I’ve often thought I didn’t have the same kind of relationship with my family that others have with theirs. Or at least compared to others who had good relationships with their families. Don’t get me wrong, I have a great relationship with my family — I love them fiercely and will utterly destroy anyone who hurts my little sister, but I never was one to depend on them if I didn’t have to. For example, I never understood why the other girls in my college dorm needed to call their moms every week. I’d go a month without calling home. When I deployed to Iraq, sometimes I’d go months — plural — without calling (thank goodness for Facebook).
When I deployed my second time, I came to understand that sometimes I needed to call home because they needed it. So my calls became more frequent, and I talked to them more, not for me, but for them.
That all changed last week.
My grandmother and I connived a plan to surprise my family by flying to San Antonio (where my grandparents live) and having my family, without knowing I was there, join us. I hadn’t seen them in more than a year. When my family arrived at my grandparents’ house on Friday, they didn’t know I was hiding in a back room. As they marveled at the new kitchen my grandmother designed, I casually walked out and joined the conversation. It took my mother a double take to realize she was, in fact, looking at her oldest daughter, and my father stood still with his mouth forming a perfect “O.”
My grandmother and I were pretty proud of ourselves.
Before my trip I was taught a good lesson in time management and priorities. While losing myself in Facebook one evening, I happened upon a blog a friend of mine wrote about her grandfather who had passed away. In it she asked, “Did I enjoy papa while he was ‘young’?” She shared her memories of him and about making it a priority to not rush through moments with him and to enjoy even the would-be annoyances that later become fond memories to her and others.
I cried. And then sent the blog to my friends so they could cry too.

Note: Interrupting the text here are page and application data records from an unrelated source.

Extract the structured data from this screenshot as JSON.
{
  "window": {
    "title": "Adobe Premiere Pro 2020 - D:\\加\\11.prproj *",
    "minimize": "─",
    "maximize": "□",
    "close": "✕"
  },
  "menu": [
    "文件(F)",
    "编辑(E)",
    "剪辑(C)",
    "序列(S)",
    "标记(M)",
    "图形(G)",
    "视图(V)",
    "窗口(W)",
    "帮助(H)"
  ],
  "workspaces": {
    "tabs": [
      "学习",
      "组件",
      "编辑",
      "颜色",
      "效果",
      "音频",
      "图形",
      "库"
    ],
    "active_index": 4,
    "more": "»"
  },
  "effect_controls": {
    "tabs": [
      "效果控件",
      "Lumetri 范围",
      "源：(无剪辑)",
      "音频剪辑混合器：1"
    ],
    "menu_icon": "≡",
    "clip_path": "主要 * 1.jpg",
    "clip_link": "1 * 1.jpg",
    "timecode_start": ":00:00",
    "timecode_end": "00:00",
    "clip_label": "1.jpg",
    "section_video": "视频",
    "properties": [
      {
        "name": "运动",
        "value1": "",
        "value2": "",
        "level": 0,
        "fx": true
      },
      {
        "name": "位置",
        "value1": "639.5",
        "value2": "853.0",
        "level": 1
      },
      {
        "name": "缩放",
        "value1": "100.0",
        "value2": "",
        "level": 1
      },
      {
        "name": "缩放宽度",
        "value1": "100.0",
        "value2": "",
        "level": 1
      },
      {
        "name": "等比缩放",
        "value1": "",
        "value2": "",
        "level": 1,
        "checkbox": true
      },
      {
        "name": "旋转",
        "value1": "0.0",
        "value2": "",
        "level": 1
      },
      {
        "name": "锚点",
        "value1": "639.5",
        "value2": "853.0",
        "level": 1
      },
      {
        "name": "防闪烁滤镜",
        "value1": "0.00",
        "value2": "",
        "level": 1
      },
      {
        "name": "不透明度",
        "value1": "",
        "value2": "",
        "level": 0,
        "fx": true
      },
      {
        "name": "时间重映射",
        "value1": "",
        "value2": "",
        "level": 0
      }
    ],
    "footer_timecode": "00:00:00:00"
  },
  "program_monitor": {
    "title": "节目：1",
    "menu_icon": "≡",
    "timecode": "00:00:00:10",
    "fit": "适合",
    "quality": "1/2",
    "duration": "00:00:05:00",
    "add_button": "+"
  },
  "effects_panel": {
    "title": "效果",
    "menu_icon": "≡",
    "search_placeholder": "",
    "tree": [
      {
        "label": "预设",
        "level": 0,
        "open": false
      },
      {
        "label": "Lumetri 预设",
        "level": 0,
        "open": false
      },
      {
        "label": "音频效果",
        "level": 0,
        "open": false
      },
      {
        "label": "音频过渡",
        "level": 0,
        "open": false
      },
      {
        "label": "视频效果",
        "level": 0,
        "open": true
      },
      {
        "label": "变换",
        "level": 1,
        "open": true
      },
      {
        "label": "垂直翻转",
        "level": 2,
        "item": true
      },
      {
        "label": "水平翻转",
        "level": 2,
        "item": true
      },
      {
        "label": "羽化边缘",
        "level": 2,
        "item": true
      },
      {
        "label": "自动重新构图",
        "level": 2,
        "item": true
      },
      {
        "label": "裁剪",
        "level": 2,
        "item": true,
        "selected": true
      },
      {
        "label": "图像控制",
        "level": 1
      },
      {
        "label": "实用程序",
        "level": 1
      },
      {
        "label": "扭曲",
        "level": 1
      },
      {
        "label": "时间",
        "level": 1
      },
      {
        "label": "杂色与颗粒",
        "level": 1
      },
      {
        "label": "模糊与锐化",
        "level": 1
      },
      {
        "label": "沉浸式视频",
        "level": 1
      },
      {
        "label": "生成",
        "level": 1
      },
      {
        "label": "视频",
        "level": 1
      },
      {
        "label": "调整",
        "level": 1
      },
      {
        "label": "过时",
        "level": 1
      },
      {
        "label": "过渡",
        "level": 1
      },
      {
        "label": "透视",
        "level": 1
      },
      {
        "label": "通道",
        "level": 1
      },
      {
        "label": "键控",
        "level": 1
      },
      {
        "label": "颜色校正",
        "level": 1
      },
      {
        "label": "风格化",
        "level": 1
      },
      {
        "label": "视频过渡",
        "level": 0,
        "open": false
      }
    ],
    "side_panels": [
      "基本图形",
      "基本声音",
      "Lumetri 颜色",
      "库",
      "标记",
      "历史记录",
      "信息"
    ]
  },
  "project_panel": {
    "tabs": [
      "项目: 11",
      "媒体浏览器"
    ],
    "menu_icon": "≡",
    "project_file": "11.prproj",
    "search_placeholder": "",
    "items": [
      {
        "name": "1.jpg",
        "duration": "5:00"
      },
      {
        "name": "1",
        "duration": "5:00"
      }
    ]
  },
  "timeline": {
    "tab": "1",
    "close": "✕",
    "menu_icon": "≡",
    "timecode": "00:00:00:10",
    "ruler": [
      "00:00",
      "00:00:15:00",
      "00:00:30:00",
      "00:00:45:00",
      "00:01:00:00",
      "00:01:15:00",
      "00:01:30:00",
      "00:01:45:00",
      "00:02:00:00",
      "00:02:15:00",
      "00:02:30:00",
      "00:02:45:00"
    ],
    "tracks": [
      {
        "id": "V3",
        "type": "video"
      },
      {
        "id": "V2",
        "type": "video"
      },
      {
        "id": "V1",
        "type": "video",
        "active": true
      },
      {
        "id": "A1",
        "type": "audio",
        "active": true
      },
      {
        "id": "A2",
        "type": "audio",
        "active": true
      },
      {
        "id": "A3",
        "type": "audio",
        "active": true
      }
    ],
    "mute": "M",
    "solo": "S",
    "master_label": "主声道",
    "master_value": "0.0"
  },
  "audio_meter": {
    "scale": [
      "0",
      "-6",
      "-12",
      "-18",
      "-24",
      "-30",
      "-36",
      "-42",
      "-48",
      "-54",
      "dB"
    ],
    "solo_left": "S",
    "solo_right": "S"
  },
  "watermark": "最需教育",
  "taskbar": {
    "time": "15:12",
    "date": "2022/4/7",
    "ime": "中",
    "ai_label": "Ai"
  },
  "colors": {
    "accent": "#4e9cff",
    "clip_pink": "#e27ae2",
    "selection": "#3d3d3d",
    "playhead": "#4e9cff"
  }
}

I’m guilty of being a member of a generation that lives in a world of fast food, instant messaging and a phone always within hearing distance. I’m guilty of putting off family time to hang out with friends, of checking my Facebook for updates, checking my phone for texts and checking out of slow conversations about any topic that doesn’t directly interest or involve myself.
How much of that “important” time texting my friends would I trade for a surprise weekend with my family after they’ve passed on? How much of me updating my Facebook status would I trade to hear the same story another time when I can no longer hear it from them?
When I arrived in San Antonio, I put it in my mind that I would spend more time listening to my family talk and share with them as many points in my life as I could. I sat on the back porch and listened to stories from my dad, I lingered in the kitchen for information on seasonings from my grandfather, and I looked through photos with my mom and grandmothers. It was time well spent.
Sunday was Grandparents Day and I made it a point to call them. Not just because they needed to hear from me, but because I knew one day I would wish I could hear from them.
MONICA K. SMITH writes an occasional column with an online blog where she discusses some serious and some not-so-serious business. You can follow her online at www.Facebook.com/KentuckyNewEra and reach her at 270-887-3243 or firstname.lastname@example.org.